  • Drunken Song: At one point, a drunken guest started singing "How Dry I Am", disturbing the customer. Daffy goes to "muzzle the inebriated canary", only to end up joining him in a drink and singing alongside him.
  • Exact Words: The customer threatens to pop Elmer in the nose if he's woken. When Daffy keeps him awake, he still does just that. And when he promotes Daffy as manager (giving the customer a good reason twice over), the customer punches Elmer.
  • Exhausted Eye Bags: The customer has enormous ones throughout the cartoon, as seen in the image.
  • Hair-Trigger Temper: The customer makes clear that he has one from the get-go when he threatens to hurt Elmer if anything makes him wake up, and then follows up on this threat throughout the short even if it’s actually Daffy’s fault and he’s merely standing right there.
  • Hypocritical Humor: Daffy chewing Elmer out for making a noise (that he caused, by the way) that could have waken up the customer, while he's waking him up himself screaming at the hapless Elmer.
    Daffy: So, a fine kettle of fish! Here, I work myself down to the skin and bones tryin' to keep this guy asleep! And what do you do!? Blow whistles! Just when I got things so quiet, you can hear a pin drop, you bust in here and bust out with a whistle, and you snafu the whole works! How in all in the name that's reasonable do you expect a guy to get his slumber when a goof like you goes around makin' noises like a one-man Fourth of July celebration!? He needs PEACE, and QUIIIIIET! It's positively OUTRAGEOUS!
  • Idiot Houdini: As the Golden Collection DVD commentary notes, Daffy isn't intentionally malicious in this short and is actually trying to do his job, but is too self-centered, obsessive and insensitive to keep to the customer's demands for peace and quiet, resulting in the manager, Elmer, getting violently punished for it each and every time.

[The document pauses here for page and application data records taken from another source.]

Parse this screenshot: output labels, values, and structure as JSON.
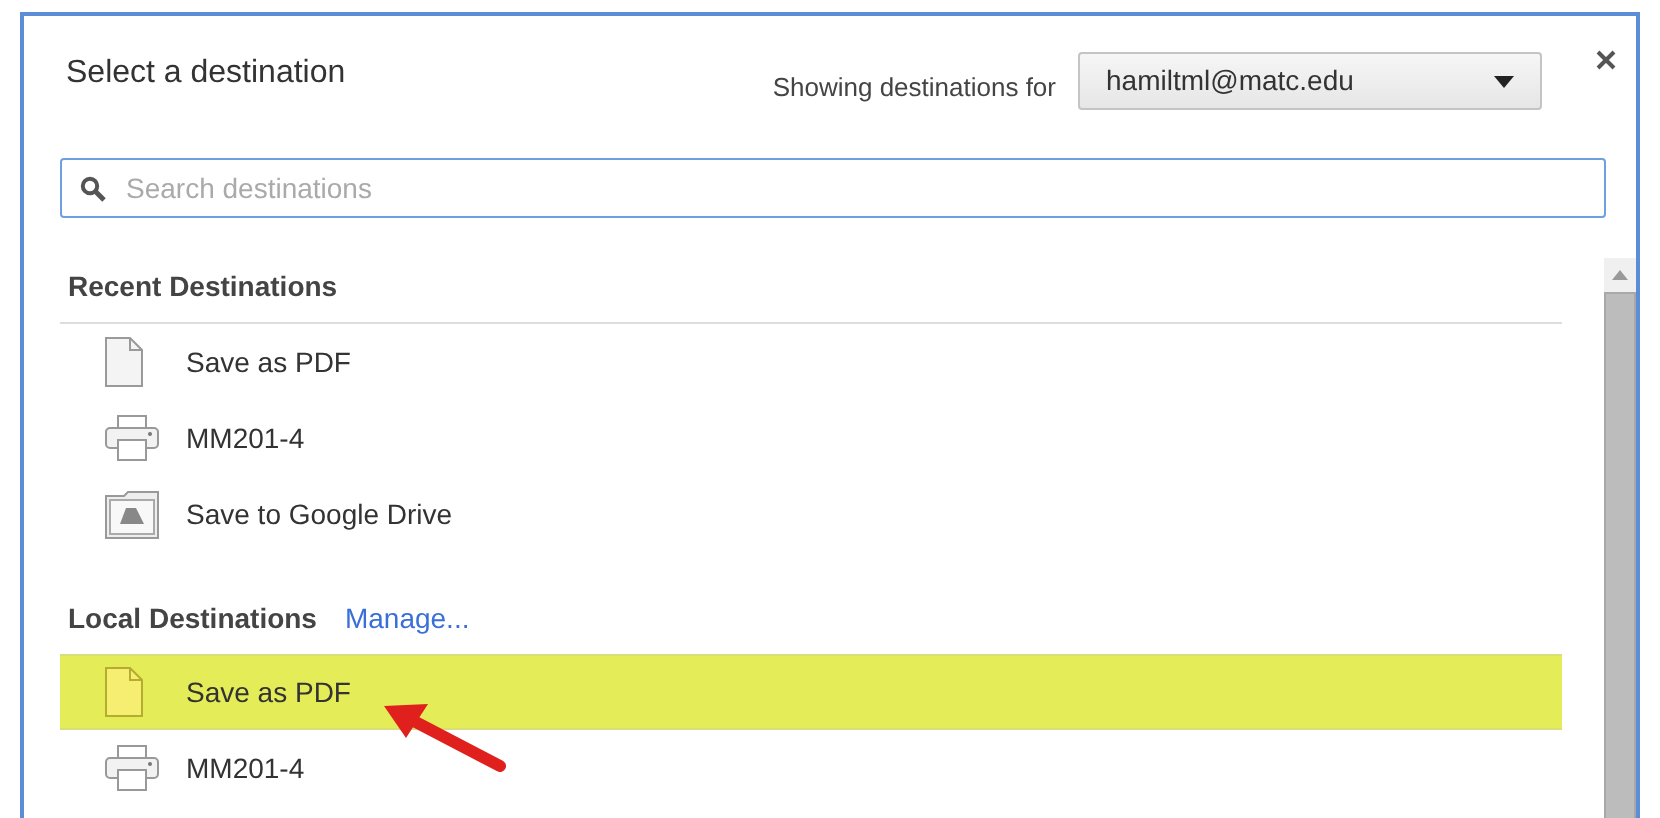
{
  "dialog": {
    "title": "Select a destination",
    "account_label": "Showing destinations for",
    "account": "hamiltml@matc.edu"
  },
  "search": {
    "placeholder": "Search destinations"
  },
  "sections": [
    {
      "title": "Recent Destinations",
      "items": [
        {
          "kind": "document",
          "label": "Save as PDF",
          "selected": false
        },
        {
          "kind": "printer",
          "label": "MM201-4",
          "selected": false
        },
        {
          "kind": "drive",
          "label": "Save to Google Drive",
          "selected": false
        }
      ]
    },
    {
      "title": "Local Destinations",
      "link": "Manage...",
      "items": [
        {
          "kind": "document",
          "label": "Save as PDF",
          "selected": true
        },
        {
          "kind": "printer",
          "label": "MM201-4",
          "selected": false
        }
      ]
    }
  ]
}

  • Ink-Suit Actor: The customer is a caricature of Arthur Q. Bryan (who also voices Elmer).
  • Irony: The first time Daffy set the customer off was when he was loudly hammering up a "Do Not Disturb" sign, of all things.
  • Leitmotif: "Pop Goes the Weasel" starts to play whenever the customer gets pissed off enough to hunt down Elmer.

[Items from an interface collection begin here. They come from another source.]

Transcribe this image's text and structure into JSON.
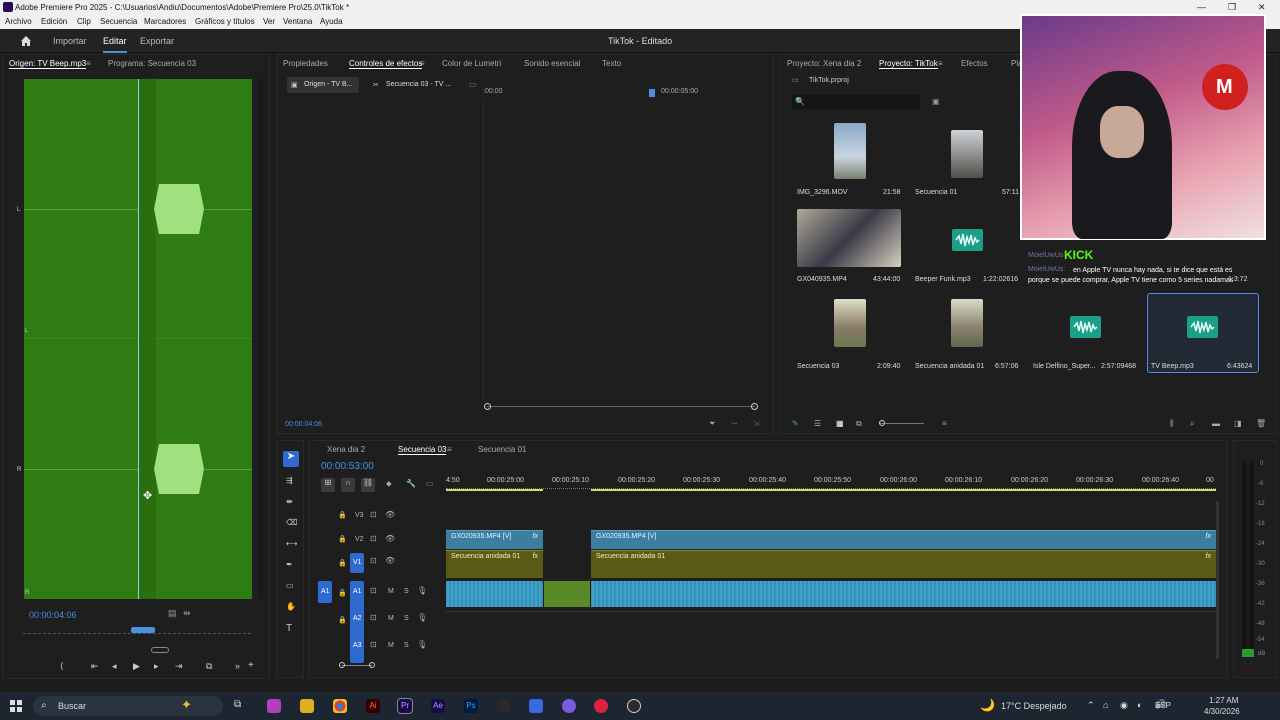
{
  "window": {
    "title": "Adobe Premiere Pro 2025 - C:\\Usuarios\\Andiu\\Documentos\\Adobe\\Premiere Pro\\25.0\\TikTok *"
  },
  "menu": [
    "Archivo",
    "Edición",
    "Clip",
    "Secuencia",
    "Marcadores",
    "Gráficos y títulos",
    "Ver",
    "Ventana",
    "Ayuda"
  ],
  "workspace": {
    "importar": "Importar",
    "editar": "Editar",
    "exportar": "Exportar",
    "project_title": "TikTok - Editado"
  },
  "source_panel": {
    "tab_origen": "Origen: TV Beep.mp3",
    "tab_programa": "Programa: Secuencia 03",
    "timecode": "00:00:04:06",
    "channel_l": "L",
    "channel_r": "R"
  },
  "effects_panel": {
    "tabs": [
      "Propiedades",
      "Controles de efectos",
      "Color de Lumetri",
      "Sonido esencial",
      "Texto"
    ],
    "sub_origen": "Origen - TV B...",
    "sub_secuencia": "Secuencia 03 - TV ...",
    "ruler_start": ":00:00",
    "ruler_mark": "00:00:05:00",
    "timecode": "00:00:04:06"
  },
  "project_panel": {
    "tabs": [
      "Proyecto: Xena dia 2",
      "Proyecto: TikTok",
      "Efectos",
      "Pla"
    ],
    "file": "TikTok.prproj",
    "items": [
      {
        "name": "IMG_3296.MOV",
        "dur": "21:58"
      },
      {
        "name": "Secuencia 01",
        "dur": "57:11"
      },
      {
        "name": "GX040935.MP4",
        "dur": "43:44:00"
      },
      {
        "name": "Beeper Funk.mp3",
        "dur": "1:22:02616"
      },
      {
        "name": "",
        "dur": "1:3:72"
      },
      {
        "name": "Secuencia 03",
        "dur": "2:09:40"
      },
      {
        "name": "Secuencia anidada 01",
        "dur": "6:57:06"
      },
      {
        "name": "Isle Delfino_Super...",
        "dur": "2:57:09468"
      },
      {
        "name": "TV Beep.mp3",
        "dur": "6:43624"
      }
    ]
  },
  "chat": {
    "kick": "KICK",
    "user1": "MoielUwUs",
    "user2": "MoielUwUs:",
    "message": "en Apple TV nunca hay nada, si te dice que está es porque se puede comprar, Apple TV tiene como 5 series nadamas"
  },
  "timeline": {
    "tabs": [
      "Xena dia 2",
      "Secuencia 03",
      "Secuencia 01"
    ],
    "timecode": "00:00:53:00",
    "ruler": [
      "4:50",
      "00:00:25:00",
      "00:00:25:10",
      "00:00:25:20",
      "00:00:25:30",
      "00:00:25:40",
      "00:00:25:50",
      "00:00:26:00",
      "00:00:26:10",
      "00:00:26:20",
      "00:00:26:30",
      "00:00:26:40",
      "00"
    ],
    "tracks": {
      "v3": "V3",
      "v2": "V2",
      "v1": "V1",
      "a1": "A1",
      "a2": "A2",
      "a3": "A3",
      "a1src": "A1"
    },
    "clips": {
      "v2a": "GX020935.MP4 [V]",
      "v2b": "GX020935.MP4 [V]",
      "v1a": "Secuencia anidada 01",
      "v1b": "Secuencia anidada 01"
    },
    "meter_labels": [
      "0",
      "-6",
      "-12",
      "-18",
      "-24",
      "-30",
      "-36",
      "-42",
      "-48",
      "-54",
      "dB"
    ],
    "ms": "M",
    "s": "S"
  },
  "taskbar": {
    "search": "Buscar",
    "weather": "17°C  Despejado",
    "lang": "ESP",
    "time": "1:27 AM",
    "date": "4/30/2026"
  }
}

  • Misplaced Retribution: The customer warns Elmer he'll punch him if he doesn't get any rest. Despite Daffy being the one to keep him up, the customer always punches Elmer for it, even when he tries to make Daffy the manager so he can take the hit.
  • Noodle Incident: In one scene, Daffy tries to tell the customer a hilarious joke. We don't hear much of it since it cuts to the customer punching Elmer again, but when Daffy finally gets to the punchline, he finds he can't remember it.
  • Number of the Beast: The customer's room number is 666. It was apparently chosen because the guest is "in Hades" with Daffy taking care of him according to commentary.
  • Oh, Crap!: Elmer's reaction when he sees Daffy strike the boiler in the basement, sending a shock wave up the pipe, which would wake the customer. As such, Elmer races back up to the room and suppresses the sound when it reaches the heater.
  • Reaching Between the Lines: At one point, instead of walking down to punch Elmer personally, the customer calls him up at the front desk and punches him through the phone.
  • Red Eyes, Take Warning: When the customer threatens Elmer, his pupil turns blood red. His entire eyes turn red again when Daffy tricks him into leaving his own room, but it's subverted this time as he immediately heads to his bed instead.
  • Running Gag: Elmer getting punched by the customer whenever Daffy wakes him up, all to the tune of "Pop Goes the Weasel".
  • Suddenly Shouting: The weary customer quietly tells Elmer he's very tired in a soft-spoken voice... before shouting and making his ultimatum known with red eyes.
    Customer: Just one more thing...I'm a tired man. I gotta have my sleep...plenty of it... so see to it that I get lots of peace and quiet...(grabs Elmer) BECAUSE IF I'M DISTURBED AT ANYTIME, I'M GONNA BUST YOU RIGHT IN THE NOSE!
  • Tranquil Fury: The customer sports a weary passive look nearly every time he walks into reception and slugs Elmer hard.